[Dataset records]
== == ==

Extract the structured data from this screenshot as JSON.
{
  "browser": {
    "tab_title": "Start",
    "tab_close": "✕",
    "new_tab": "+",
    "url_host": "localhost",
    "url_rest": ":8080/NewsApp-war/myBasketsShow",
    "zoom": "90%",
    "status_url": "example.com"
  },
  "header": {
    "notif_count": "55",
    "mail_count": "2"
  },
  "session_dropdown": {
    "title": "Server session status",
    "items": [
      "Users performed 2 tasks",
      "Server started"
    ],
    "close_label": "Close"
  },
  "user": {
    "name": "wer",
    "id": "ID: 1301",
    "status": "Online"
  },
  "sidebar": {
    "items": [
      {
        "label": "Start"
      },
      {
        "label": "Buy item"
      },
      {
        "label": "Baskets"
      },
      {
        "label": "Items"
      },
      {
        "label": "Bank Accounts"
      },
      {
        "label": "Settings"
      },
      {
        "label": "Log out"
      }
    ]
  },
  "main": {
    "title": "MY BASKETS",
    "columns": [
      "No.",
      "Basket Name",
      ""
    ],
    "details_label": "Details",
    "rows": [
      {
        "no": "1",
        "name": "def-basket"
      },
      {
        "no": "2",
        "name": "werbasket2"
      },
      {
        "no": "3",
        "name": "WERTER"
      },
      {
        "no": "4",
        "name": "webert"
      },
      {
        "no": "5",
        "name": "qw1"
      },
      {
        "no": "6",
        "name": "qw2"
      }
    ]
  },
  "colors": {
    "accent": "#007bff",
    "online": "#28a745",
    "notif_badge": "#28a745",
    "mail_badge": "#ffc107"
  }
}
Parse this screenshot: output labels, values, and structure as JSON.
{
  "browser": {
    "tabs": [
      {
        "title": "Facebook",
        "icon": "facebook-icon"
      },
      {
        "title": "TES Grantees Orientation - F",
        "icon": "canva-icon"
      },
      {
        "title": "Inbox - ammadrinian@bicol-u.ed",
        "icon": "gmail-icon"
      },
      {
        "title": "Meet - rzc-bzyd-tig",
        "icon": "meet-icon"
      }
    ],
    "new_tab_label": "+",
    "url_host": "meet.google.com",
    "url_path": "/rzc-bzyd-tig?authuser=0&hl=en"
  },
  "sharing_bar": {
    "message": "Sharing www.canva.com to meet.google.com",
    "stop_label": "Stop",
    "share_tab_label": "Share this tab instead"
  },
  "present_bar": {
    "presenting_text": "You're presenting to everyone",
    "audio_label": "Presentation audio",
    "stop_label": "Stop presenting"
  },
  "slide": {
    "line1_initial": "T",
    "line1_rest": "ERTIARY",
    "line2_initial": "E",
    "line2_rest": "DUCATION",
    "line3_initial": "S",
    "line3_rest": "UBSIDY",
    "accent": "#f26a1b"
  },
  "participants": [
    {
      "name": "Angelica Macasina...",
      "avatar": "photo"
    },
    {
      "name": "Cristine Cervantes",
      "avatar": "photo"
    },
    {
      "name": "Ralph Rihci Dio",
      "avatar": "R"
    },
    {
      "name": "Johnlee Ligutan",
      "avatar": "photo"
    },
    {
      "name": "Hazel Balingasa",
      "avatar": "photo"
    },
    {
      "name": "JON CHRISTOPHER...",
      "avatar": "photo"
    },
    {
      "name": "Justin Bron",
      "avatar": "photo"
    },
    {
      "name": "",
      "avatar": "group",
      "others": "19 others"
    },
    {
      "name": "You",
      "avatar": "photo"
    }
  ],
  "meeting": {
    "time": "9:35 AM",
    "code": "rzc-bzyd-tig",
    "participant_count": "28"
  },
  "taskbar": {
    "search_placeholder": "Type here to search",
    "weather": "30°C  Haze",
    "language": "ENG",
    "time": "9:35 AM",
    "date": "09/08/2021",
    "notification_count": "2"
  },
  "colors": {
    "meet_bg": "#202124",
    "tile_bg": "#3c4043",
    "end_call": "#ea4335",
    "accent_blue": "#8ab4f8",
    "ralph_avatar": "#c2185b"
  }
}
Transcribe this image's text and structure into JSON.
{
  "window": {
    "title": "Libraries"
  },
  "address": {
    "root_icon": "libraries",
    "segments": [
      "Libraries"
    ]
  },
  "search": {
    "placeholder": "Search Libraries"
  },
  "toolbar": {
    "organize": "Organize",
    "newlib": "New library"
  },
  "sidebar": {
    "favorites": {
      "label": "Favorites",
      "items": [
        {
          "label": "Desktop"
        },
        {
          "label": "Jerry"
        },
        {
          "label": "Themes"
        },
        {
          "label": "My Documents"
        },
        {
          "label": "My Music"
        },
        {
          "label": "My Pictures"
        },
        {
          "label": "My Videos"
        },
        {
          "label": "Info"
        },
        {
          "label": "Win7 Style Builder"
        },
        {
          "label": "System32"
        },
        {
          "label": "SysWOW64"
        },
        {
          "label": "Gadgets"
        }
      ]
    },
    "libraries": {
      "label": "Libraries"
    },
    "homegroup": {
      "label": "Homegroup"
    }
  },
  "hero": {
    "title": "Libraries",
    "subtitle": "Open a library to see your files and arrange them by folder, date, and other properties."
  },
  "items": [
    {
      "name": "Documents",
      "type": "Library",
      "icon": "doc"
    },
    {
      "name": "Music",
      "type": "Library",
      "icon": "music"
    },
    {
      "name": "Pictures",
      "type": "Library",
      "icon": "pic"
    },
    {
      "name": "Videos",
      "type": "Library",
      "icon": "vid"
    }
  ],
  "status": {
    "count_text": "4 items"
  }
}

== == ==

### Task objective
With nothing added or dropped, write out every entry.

### Exercise output
Extract the structured data from this screenshot as JSON.
{
  "browser": {
    "tab_title": "Start",
    "tab_close": "✕",
    "new_tab": "+",
    "url_host": "localhost",
    "url_rest": ":8080/NewsApp-war/myBasketsShow",
    "zoom": "90%",
    "status_url": "example.com"
  },
  "header": {
    "notif_count": "55",
    "mail_count": "2"
  },
  "session_dropdown": {
    "title": "Server session status",
    "items": [
      "Users performed 2 tasks",
      "Server started"
    ],
    "close_label": "Close"
  },
  "user": {
    "name": "wer",
    "id": "ID: 1301",
    "status": "Online"
  },
  "sidebar": {
    "items": [
      {
        "label": "Start"
      },
      {
        "label": "Buy item"
      },
      {
        "label": "Baskets"
      },
      {
        "label": "Items"
      },
      {
        "label": "Bank Accounts"
      },
      {
        "label": "Settings"
      },
      {
        "label": "Log out"
      }
    ]
  },
  "main": {
    "title": "MY BASKETS",
    "columns": [
      "No.",
      "Basket Name",
      ""
    ],
    "details_label": "Details",
    "rows": [
      {
        "no": "1",
        "name": "def-basket"
      },
      {
        "no": "2",
        "name": "werbasket2"
      },
      {
        "no": "3",
        "name": "WERTER"
      },
      {
        "no": "4",
        "name": "webert"
      },
      {
        "no": "5",
        "name": "qw1"
      },
      {
        "no": "6",
        "name": "qw2"
      }
    ]
  },
  "colors": {
    "accent": "#007bff",
    "online": "#28a745",
    "notif_badge": "#28a745",
    "mail_badge": "#ffc107"
  }
}
Parse this screenshot: output labels, values, and structure as JSON.
{
  "browser": {
    "tabs": [
      {
        "title": "Facebook",
        "icon": "facebook-icon"
      },
      {
        "title": "TES Grantees Orientation - F",
        "icon": "canva-icon"
      },
      {
        "title": "Inbox - ammadrinian@bicol-u.ed",
        "icon": "gmail-icon"
      },
      {
        "title": "Meet - rzc-bzyd-tig",
        "icon": "meet-icon"
      }
    ],
    "new_tab_label": "+",
    "url_host": "meet.google.com",
    "url_path": "/rzc-bzyd-tig?authuser=0&hl=en"
  },
  "sharing_bar": {
    "message": "Sharing www.canva.com to meet.google.com",
    "stop_label": "Stop",
    "share_tab_label": "Share this tab instead"
  },
  "present_bar": {
    "presenting_text": "You're presenting to everyone",
    "audio_label": "Presentation audio",
    "stop_label": "Stop presenting"
  },
  "slide": {
    "line1_initial": "T",
    "line1_rest": "ERTIARY",
    "line2_initial": "E",
    "line2_rest": "DUCATION",
    "line3_initial": "S",
    "line3_rest": "UBSIDY",
    "accent": "#f26a1b"
  },
  "participants": [
    {
      "name": "Angelica Macasina...",
      "avatar": "photo"
    },
    {
      "name": "Cristine Cervantes",
      "avatar": "photo"
    },
    {
      "name": "Ralph Rihci Dio",
      "avatar": "R"
    },
    {
      "name": "Johnlee Ligutan",
      "avatar": "photo"
    },
    {
      "name": "Hazel Balingasa",
      "avatar": "photo"
    },
    {
      "name": "JON CHRISTOPHER...",
      "avatar": "photo"
    },
    {
      "name": "Justin Bron",
      "avatar": "photo"
    },
    {
      "name": "",
      "avatar": "group",
      "others": "19 others"
    },
    {
      "name": "You",
      "avatar": "photo"
    }
  ],
  "meeting": {
    "time": "9:35 AM",
    "code": "rzc-bzyd-tig",
    "participant_count": "28"
  },
  "taskbar": {
    "search_placeholder": "Type here to search",
    "weather": "30°C  Haze",
    "language": "ENG",
    "time": "9:35 AM",
    "date": "09/08/2021",
    "notification_count": "2"
  },
  "colors": {
    "meet_bg": "#202124",
    "tile_bg": "#3c4043",
    "end_call": "#ea4335",
    "accent_blue": "#8ab4f8",
    "ralph_avatar": "#c2185b"
  }
}
Transcribe this image's text and structure into JSON.
{
  "window": {
    "title": "Libraries"
  },
  "address": {
    "root_icon": "libraries",
    "segments": [
      "Libraries"
    ]
  },
  "search": {
    "placeholder": "Search Libraries"
  },
  "toolbar": {
    "organize": "Organize",
    "newlib": "New library"
  },
  "sidebar": {
    "favorites": {
      "label": "Favorites",
      "items": [
        {
          "label": "Desktop"
        },
        {
          "label": "Jerry"
        },
        {
          "label": "Themes"
        },
        {
          "label": "My Documents"
        },
        {
          "label": "My Music"
        },
        {
          "label": "My Pictures"
        },
        {
          "label": "My Videos"
        },
        {
          "label": "Info"
        },
        {
          "label": "Win7 Style Builder"
        },
        {
          "label": "System32"
        },
        {
          "label": "SysWOW64"
        },
        {
          "label": "Gadgets"
        }
      ]
    },
    "libraries": {
      "label": "Libraries"
    },
    "homegroup": {
      "label": "Homegroup"
    }
  },
  "hero": {
    "title": "Libraries",
    "subtitle": "Open a library to see your files and arrange them by folder, date, and other properties."
  },
  "items": [
    {
      "name": "Documents",
      "type": "Library",
      "icon": "doc"
    },
    {
      "name": "Music",
      "type": "Library",
      "icon": "music"
    },
    {
      "name": "Pictures",
      "type": "Library",
      "icon": "pic"
    },
    {
      "name": "Videos",
      "type": "Library",
      "icon": "vid"
    }
  ],
  "status": {
    "count_text": "4 items"
  }
}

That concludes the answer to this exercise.